Jason Horowitz, the enterprising Washington Post reporter who broke the story about Mitt Romney’s high school “pranks,” cracked another window into camp Romney on Friday. Romney aides challenge media coverage of Mormonism by asking journalists to compare their stories to hypothetical coverage of Jewish candidates.
Horowitz explained the approach in an opinion column:

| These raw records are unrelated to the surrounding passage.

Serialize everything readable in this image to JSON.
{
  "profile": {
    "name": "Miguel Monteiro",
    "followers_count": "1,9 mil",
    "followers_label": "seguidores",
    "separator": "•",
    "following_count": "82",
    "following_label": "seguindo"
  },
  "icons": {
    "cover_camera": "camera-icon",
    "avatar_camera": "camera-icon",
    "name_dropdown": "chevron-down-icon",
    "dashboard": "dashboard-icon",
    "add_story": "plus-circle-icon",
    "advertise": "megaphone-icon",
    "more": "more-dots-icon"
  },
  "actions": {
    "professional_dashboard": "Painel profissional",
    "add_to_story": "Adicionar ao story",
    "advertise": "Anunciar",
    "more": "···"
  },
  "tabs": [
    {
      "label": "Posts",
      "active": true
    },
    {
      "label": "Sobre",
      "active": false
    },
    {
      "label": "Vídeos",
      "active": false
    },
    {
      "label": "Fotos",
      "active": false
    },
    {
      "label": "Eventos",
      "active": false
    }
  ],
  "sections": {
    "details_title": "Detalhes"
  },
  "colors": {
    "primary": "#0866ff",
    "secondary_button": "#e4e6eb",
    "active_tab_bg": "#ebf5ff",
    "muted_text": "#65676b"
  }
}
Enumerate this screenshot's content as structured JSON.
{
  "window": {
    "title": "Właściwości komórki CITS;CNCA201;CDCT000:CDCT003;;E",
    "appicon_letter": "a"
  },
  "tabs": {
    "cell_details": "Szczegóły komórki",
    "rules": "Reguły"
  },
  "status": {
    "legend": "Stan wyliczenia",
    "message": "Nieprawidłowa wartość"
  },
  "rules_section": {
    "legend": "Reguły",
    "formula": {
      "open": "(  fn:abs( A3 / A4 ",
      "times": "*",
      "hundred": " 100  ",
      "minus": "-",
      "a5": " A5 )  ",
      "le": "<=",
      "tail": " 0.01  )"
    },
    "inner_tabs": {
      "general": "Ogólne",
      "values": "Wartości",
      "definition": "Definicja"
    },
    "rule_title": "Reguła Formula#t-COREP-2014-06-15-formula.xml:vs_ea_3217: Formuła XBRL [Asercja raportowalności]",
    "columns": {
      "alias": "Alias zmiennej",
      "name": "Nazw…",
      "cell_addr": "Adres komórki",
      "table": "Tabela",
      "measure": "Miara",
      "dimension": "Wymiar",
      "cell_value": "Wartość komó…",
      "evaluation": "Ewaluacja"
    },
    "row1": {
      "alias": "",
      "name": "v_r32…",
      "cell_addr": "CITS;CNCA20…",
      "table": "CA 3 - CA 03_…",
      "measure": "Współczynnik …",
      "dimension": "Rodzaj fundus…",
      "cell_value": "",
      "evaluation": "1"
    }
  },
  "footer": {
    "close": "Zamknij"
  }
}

“Our test to see if a similar story would be written about others’ religion is to substitute ‘Jew’ or ‘Jewish,’ ” Romney campaign spokeswoman Andrea Saul wrote in objection to [an] article…about the candidate’s role as a church leader in Boston. She pointed out a passage that explained [the Mormon] belief that Christ’s true church was restored after centuries of apostasy when the 19th-century prophet Joseph Smith translated the Book of Mormon from golden plates that he discovered in Upstate New York. “Would you write this sentence in describing the Jewish faith: ‘Jews believe their prophet Moses was delivered tablets on a mountain top directly from G-d after he appeared to him in a burning bush,’ ” Saul wrote in a November e-mail. “Of course not, yet you reference a similar story in Mormonism.”
Saul has a point. While religious pluralism is a popular ideal, and the press strives for objectivity in campaign coverage, some religions are covered as more exotic or dangerous than others. This cycle, few major candidates have been pressed as frequently about the tenets of their faith as Romney. President Obama, for his part, has been repeatedly “accused” of practicing Islam (as if that were a bad thing). The notion of a Jewish “test” for campaign coverage will rub some the wrong way,* but it may also bluntly cut through the semiotics of debates over balanced religious treatment.
For example, many media types (and liberals) defended the infamous New Yorker cover lampooning Muslim caricatures about Obama by arguing it was (a) just light satire or (b) actually a spoof of the people attacking Islam—a chance to “ridicule the lies,” (as one New Yorker writer argued).